If it can’t be tested successfully, should it nevertheless be unleashed license-free into the wide open market? That’s what the NAB is wondering after yet another test of a potential unlicensed device was halted when the device unexpectedly froze. Microsoft put out a release about a device it was testing, with this extraordinary admission: "The Microsoft device has been delivering meaningful results over several weeks but unexpectedly shut down on March 26."
Microsoft expressed its hopes that the FCC itself would continue research into how to make the technology work, saying, "The FCC has tremendous technical expertise and will continue to rely on its own substantive knowledge."
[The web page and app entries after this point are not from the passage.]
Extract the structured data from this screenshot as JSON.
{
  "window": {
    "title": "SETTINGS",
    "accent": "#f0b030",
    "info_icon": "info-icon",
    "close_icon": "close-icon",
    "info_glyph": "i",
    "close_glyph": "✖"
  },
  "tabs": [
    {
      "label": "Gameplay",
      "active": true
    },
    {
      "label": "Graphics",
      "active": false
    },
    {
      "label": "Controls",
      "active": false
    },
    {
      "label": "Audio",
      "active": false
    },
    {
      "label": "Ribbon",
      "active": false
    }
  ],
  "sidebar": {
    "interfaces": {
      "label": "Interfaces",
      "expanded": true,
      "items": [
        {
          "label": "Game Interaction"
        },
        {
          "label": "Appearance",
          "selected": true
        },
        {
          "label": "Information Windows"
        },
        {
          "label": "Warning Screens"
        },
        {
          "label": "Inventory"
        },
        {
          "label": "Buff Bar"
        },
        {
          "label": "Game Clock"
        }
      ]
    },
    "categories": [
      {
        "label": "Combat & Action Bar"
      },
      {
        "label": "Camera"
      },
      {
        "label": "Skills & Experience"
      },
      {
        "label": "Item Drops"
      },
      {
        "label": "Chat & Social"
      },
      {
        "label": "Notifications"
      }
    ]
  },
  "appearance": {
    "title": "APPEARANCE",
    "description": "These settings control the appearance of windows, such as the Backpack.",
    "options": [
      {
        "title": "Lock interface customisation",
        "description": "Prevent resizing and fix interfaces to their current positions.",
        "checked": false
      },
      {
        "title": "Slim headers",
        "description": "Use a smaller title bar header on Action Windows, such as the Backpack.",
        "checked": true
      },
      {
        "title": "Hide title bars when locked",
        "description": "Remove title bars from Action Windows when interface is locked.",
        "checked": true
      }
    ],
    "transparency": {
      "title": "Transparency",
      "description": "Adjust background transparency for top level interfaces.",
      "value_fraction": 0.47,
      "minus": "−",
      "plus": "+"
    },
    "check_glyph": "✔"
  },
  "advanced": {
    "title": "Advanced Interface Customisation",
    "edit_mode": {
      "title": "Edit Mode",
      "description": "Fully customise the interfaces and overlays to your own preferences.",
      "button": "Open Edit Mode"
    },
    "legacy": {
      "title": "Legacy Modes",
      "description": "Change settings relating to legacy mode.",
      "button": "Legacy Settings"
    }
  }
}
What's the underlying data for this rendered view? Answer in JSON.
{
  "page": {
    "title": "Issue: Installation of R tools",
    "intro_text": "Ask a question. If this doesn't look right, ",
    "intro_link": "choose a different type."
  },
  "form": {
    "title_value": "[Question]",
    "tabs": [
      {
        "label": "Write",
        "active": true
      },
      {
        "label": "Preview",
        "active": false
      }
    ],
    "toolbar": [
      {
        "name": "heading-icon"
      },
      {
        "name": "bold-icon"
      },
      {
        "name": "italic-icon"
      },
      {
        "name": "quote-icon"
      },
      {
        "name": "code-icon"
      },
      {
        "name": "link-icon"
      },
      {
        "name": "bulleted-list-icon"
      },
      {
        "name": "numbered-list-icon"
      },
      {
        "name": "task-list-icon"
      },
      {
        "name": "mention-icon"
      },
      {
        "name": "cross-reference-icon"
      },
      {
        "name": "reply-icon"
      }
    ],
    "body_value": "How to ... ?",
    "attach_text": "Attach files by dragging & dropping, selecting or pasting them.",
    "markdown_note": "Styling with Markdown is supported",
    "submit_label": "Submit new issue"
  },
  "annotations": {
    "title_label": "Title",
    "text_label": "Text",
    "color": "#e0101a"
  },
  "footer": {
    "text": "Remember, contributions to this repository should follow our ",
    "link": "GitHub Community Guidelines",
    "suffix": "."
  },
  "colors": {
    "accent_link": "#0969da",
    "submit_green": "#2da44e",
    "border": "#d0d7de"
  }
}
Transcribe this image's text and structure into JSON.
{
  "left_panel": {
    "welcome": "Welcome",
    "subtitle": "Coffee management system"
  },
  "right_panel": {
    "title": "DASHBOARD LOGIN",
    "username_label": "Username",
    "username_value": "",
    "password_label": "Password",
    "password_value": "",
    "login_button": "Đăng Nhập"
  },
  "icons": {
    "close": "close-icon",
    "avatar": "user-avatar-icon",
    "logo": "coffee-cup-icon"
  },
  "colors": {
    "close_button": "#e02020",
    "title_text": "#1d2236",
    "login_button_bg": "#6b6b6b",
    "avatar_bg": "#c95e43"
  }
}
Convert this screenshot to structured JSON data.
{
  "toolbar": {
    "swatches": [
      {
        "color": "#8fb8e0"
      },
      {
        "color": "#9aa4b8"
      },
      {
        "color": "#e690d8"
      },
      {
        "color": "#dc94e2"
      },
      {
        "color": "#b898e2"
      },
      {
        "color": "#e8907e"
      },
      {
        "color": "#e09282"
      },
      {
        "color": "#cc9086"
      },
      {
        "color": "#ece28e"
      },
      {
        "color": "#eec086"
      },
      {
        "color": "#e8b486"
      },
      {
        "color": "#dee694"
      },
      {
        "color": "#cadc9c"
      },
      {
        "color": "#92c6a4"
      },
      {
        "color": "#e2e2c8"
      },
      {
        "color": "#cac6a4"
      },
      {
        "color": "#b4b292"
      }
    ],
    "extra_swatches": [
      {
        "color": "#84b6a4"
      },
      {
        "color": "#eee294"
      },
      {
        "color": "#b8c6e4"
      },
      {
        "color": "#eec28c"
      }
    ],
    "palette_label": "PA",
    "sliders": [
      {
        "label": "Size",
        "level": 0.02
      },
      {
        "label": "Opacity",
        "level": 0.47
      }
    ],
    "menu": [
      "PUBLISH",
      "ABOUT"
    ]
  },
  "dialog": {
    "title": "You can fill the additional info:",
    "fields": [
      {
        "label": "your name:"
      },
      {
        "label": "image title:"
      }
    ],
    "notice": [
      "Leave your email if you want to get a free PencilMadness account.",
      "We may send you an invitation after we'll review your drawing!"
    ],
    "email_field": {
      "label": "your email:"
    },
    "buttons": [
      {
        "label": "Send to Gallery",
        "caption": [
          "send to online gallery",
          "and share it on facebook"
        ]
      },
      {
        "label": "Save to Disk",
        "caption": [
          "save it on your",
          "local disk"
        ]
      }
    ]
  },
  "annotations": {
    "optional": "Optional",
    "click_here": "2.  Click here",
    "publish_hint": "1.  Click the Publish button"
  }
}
NAB Executive Vice President Dennis Wharton, noting that this is Microsoft’s third such failure, said, "In baseball, it’s three strikes and you’re out," said Wharton. "How many strikes does Microsoft get? If they can’t get the device to work in the lab, how are they going to get it to work in the real world?"
RBR/TVBR observation: Perhaps we’re oversimplifying, but isn’t Microsoft’s whine kind of like saying "Hey, I have this great idea for a perpetual motion device, and the Patent Office has tremendous technical expertise — perhaps they can help me get it to work!" The good news is that it further reduces the odds that some technophiliac bureaucrat will unleash these devices before we’ve even gotten around to debugging the DTV transition.